Janka and Gergely live in Doma no Ie with their three cheerful kids. The people who gather there have come to Kyoto from places such as Germany, France, the UK, Italy, and other regions of Japan, along with local Kyotoites. In Doma no Ie, we hear many languages being spoken: English, Hungarian, German, Romanian, Italian, Korean, standard Japanese, and the Kyoto dialect. The language situation of Gergely and Janka’s three children is particularly interesting. They have two first languages, namely, Hungarian and the Kyoto dialect, which is pretty different from standard Japanese. My son’s mother is from Germany and she speaks to him in German, but his first language is the Kyoto dialect. At Gergely and Janka’s, we see many kids playing together. Most of them speak the Kyoto dialect, and that is the most cosmopolitan language in this house. Obviously, though, they don’t really need a language to play together. I’ve learned from them that the branding of “Japanese” or “Japaneseness” is an utter nonsense that only adults use and rely on. I imagine the bright future of those kids, and that comforts me and cheers me up in this phase of our life.

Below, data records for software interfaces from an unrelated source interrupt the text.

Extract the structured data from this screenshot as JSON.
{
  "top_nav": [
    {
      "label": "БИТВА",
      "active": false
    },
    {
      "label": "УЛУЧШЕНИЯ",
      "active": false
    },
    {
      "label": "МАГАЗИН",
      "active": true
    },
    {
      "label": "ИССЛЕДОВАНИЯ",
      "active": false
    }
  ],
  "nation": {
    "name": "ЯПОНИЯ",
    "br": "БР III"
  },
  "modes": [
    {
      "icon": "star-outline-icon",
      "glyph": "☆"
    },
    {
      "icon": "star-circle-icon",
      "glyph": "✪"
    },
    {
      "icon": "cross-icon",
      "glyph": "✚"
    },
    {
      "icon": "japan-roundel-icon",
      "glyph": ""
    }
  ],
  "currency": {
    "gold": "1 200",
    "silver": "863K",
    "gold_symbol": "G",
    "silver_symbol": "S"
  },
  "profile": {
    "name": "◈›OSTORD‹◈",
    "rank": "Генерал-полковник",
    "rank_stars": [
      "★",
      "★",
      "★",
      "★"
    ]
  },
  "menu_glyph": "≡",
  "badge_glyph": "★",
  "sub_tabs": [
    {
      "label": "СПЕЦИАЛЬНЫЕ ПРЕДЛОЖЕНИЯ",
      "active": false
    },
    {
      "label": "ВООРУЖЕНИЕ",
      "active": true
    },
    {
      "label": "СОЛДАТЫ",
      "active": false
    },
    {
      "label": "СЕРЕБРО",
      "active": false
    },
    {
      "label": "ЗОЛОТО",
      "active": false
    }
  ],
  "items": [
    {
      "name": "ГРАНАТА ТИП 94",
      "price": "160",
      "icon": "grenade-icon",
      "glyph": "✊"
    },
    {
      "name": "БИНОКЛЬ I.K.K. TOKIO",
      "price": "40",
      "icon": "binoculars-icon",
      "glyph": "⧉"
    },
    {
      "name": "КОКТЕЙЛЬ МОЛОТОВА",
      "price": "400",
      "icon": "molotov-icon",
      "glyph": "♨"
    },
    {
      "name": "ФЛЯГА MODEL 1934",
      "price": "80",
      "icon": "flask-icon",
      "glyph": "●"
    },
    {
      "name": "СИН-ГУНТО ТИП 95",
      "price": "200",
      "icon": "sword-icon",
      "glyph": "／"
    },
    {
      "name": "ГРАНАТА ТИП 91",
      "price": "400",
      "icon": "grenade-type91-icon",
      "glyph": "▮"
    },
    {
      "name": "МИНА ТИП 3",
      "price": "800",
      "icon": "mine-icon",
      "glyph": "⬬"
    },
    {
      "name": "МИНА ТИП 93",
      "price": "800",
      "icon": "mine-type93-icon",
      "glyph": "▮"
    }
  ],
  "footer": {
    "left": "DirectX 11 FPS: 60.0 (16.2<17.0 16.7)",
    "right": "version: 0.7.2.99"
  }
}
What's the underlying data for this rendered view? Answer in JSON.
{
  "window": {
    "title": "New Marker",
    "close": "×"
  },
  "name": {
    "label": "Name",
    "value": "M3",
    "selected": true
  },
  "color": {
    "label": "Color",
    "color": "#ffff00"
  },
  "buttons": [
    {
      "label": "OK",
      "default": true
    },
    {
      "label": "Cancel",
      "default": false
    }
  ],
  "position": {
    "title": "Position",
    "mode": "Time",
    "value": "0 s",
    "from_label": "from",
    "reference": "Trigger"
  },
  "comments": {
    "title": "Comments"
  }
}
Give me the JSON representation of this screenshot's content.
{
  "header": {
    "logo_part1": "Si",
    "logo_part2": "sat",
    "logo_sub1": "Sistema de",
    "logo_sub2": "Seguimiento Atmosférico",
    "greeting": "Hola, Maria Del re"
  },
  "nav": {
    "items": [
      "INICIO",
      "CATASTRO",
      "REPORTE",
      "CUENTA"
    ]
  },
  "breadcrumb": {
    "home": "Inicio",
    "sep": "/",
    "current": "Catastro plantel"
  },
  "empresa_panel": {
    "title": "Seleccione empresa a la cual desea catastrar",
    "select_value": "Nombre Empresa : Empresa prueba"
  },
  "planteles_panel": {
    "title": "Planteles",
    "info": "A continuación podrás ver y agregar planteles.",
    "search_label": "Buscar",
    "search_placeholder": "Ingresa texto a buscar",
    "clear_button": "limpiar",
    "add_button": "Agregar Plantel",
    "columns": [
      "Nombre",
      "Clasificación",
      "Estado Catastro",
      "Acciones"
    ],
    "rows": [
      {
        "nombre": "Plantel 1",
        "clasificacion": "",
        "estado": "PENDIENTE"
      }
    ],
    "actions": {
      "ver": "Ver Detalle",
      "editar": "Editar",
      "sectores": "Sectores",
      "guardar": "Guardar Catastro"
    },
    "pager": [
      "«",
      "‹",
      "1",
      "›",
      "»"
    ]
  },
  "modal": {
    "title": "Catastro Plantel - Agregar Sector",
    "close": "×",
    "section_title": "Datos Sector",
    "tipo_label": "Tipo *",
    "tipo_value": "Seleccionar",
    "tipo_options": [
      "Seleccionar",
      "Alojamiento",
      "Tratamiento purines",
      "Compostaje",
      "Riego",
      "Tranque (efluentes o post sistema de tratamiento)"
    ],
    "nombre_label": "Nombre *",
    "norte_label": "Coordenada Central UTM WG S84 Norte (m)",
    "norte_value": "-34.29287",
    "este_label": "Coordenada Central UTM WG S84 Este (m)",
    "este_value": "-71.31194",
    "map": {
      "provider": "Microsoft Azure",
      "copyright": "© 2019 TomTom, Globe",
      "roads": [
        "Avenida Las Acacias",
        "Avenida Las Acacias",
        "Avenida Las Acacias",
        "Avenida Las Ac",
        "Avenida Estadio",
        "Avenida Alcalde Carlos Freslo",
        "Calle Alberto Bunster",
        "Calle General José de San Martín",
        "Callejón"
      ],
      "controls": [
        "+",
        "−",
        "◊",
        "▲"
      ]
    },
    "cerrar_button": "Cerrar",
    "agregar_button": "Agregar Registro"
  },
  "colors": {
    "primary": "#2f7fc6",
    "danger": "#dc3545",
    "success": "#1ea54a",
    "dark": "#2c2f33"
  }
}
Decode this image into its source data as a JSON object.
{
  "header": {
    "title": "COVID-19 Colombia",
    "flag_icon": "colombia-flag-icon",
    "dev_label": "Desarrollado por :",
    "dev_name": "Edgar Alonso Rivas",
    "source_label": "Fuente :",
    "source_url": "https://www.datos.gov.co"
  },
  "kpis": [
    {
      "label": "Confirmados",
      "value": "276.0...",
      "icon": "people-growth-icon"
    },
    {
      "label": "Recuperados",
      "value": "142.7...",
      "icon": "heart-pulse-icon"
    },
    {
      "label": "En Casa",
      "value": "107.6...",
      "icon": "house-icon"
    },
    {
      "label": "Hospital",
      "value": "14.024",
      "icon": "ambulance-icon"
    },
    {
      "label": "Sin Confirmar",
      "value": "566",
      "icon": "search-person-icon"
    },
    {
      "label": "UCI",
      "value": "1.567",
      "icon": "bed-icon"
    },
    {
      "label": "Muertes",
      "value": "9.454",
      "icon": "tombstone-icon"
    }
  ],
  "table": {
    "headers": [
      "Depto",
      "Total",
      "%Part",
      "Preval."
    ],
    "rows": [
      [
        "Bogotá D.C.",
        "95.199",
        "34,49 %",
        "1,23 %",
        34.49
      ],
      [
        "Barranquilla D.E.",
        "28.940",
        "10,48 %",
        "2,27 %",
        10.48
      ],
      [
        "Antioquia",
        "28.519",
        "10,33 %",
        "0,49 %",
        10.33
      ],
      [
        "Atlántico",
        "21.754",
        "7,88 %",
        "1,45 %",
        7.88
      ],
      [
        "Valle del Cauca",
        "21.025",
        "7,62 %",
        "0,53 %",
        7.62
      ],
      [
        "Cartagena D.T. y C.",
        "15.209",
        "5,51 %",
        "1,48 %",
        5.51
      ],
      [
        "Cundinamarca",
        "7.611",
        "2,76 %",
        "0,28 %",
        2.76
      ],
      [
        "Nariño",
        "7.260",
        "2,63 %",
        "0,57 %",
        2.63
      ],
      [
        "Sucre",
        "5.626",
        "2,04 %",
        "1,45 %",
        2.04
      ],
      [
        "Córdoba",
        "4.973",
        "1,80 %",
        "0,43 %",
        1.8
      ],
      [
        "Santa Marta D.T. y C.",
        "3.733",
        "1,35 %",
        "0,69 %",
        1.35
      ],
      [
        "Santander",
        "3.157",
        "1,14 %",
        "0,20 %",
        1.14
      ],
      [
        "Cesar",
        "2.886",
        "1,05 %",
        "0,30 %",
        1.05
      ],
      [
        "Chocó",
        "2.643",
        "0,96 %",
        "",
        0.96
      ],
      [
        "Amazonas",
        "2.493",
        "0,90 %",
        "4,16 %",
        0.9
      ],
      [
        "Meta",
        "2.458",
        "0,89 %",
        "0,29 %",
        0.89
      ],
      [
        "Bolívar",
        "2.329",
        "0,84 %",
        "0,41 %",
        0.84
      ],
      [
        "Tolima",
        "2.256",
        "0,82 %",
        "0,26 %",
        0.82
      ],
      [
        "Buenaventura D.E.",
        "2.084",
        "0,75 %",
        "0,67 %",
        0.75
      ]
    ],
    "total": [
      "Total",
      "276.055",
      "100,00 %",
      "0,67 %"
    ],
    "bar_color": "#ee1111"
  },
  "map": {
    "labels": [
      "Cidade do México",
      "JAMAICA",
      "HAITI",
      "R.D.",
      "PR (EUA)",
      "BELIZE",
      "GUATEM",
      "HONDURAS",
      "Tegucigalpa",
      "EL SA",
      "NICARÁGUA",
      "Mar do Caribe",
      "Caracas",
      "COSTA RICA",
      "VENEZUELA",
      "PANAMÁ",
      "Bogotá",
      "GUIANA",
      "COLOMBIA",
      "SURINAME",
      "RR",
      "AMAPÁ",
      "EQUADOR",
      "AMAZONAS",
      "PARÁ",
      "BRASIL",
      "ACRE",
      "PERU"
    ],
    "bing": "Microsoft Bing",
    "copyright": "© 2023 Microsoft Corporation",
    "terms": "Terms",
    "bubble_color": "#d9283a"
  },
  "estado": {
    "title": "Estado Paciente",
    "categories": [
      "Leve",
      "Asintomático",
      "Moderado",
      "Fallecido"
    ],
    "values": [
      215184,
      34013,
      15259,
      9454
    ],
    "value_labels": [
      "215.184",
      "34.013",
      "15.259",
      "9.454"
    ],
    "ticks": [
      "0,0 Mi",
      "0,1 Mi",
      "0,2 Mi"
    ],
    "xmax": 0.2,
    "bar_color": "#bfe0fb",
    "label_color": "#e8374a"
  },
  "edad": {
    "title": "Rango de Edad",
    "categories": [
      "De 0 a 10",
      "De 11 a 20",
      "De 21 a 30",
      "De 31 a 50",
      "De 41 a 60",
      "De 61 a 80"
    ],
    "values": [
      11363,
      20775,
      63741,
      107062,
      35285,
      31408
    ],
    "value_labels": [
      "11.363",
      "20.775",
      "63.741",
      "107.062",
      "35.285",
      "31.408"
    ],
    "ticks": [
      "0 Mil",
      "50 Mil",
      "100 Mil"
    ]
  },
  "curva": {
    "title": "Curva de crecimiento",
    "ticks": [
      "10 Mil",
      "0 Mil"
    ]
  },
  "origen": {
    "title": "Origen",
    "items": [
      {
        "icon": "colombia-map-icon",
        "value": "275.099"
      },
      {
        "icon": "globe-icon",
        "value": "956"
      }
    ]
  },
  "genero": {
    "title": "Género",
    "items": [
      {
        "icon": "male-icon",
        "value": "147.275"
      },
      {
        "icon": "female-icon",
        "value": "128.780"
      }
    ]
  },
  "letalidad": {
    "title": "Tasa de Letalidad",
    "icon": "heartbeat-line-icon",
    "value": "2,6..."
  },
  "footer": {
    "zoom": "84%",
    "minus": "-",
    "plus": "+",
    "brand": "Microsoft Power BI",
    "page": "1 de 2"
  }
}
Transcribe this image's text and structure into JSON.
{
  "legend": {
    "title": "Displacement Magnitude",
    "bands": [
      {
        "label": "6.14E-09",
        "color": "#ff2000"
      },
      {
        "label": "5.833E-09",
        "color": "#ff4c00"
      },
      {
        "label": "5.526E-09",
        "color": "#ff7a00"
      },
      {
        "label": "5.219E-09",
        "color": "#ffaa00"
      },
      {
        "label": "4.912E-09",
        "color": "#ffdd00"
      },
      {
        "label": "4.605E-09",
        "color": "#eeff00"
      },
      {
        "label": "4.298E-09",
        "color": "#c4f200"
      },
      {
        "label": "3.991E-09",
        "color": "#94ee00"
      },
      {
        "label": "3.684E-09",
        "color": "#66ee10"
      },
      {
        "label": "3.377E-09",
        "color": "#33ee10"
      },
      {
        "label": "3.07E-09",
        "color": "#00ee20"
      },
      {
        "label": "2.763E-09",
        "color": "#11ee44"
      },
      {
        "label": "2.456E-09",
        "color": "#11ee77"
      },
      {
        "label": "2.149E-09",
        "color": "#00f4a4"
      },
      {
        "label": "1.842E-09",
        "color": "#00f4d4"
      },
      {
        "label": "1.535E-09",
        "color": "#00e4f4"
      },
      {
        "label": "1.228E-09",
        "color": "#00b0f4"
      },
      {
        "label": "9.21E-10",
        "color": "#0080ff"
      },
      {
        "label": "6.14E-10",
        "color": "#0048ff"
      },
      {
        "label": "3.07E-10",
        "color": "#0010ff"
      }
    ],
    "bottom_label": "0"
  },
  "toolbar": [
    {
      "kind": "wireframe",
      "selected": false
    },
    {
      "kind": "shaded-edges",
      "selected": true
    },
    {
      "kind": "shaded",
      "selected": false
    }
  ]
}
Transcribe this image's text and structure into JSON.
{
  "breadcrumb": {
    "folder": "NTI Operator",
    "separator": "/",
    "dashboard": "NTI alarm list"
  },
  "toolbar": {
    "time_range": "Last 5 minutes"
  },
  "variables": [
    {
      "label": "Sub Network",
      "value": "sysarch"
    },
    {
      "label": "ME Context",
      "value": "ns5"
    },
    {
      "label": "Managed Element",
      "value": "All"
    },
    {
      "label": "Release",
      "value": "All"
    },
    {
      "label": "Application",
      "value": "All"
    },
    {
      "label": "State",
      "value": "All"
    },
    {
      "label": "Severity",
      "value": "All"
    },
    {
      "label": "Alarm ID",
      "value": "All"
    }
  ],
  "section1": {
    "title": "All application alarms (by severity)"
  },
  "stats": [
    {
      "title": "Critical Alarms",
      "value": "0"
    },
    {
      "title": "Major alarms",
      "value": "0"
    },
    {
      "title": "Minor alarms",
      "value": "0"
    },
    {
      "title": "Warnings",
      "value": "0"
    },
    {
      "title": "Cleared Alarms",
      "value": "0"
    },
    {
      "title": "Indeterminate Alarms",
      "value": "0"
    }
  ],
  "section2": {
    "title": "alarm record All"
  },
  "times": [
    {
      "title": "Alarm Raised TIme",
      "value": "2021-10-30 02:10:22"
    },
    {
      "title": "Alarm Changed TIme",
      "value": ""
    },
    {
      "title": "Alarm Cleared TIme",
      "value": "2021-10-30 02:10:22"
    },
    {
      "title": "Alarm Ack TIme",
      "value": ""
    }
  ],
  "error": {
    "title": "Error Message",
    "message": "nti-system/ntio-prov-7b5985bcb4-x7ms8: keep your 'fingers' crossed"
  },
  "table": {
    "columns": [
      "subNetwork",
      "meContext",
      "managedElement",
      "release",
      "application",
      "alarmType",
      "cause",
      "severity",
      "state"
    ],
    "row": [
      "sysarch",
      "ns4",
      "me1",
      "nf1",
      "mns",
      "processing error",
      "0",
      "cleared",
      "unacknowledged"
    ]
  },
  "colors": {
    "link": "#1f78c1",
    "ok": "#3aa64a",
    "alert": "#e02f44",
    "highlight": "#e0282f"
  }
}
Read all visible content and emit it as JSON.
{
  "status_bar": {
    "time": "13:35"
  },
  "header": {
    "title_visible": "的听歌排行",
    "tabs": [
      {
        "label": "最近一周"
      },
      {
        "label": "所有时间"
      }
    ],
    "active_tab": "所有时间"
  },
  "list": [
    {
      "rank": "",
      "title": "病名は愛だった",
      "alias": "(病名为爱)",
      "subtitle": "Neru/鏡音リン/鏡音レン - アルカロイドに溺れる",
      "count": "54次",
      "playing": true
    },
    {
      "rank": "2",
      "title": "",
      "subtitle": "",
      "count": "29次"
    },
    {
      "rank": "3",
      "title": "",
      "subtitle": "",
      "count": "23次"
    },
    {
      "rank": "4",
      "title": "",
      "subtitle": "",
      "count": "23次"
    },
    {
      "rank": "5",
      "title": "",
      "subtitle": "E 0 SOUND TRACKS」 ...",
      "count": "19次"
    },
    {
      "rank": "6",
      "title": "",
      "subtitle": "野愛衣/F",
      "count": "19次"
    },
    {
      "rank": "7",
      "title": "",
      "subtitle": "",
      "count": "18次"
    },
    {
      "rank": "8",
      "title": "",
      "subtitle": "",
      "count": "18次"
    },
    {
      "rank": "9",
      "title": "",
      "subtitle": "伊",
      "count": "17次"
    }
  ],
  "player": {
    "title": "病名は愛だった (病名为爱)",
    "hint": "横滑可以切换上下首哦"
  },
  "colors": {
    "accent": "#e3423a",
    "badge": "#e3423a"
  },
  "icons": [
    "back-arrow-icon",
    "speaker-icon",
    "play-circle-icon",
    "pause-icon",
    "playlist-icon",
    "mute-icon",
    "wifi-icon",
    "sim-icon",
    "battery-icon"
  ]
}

On full moon and new moon nights, by an old mochi tree in the middle of the garden, we gather around a bonfire and talk about the environment, politics, and life, with a spoon in one hand and bread in the other – Janka bakes amazingly delicious sourdough bread. Gergely came to Japan to study Japanese architecture and traditional techniques, but there is also his despair at the current state of Hungary under the heavy-handed and xenophobic Orbán administration.
Gergely said at our first gathering: “Tradition is like a braid, a knot of the countless events that have occurred since the distant past. These events include trees, water, light, fire, bacteria, time, any and all strands of time. That is why it is never a fixed thing. It can be re-tied into something more relevant to us, even at this moment.”
Everything seems to be on a journey, including people, of course. Bearing the burden of a weighty history, one sets out, is drawn to the unknown, and sometimes one finds the truth unexpectedly, just as your grandfather did and just as Gergely and Janka do. One learns things from the people and places that one visits, and tries to lead a life that leaves a better world to one’s children. Doma no Ie is one place for such a journey. It’s called ie (house), but instead of a closed construction, it’s a space where wanderers meet and share the wisdom they have collected. The doma (earth floor adjacent to the entrance) is here but it is always “with” somewhere else: it is connected to the front of another ie, to the Haars’ house atop a hill in Honolulu. We are on our respective journeys wherever we are, even when we are at home. Our memories and thoughts travel far and cross somewhere in the distance.
Monika, I am waiting for you here in Kyoto.
Me ke aloha pumehana,
3 March 2020
Monika Haar is a pianist, music teacher, and environmental advocate based in Honolulu. She recently produced a music video, Transparency featuring her choreography and compositions. With this video, she aims to raise awareness about marine pollution and plastic waste. Monika is currently planning a performing arts festival in Honolulu and New York with a focus on environmental issues.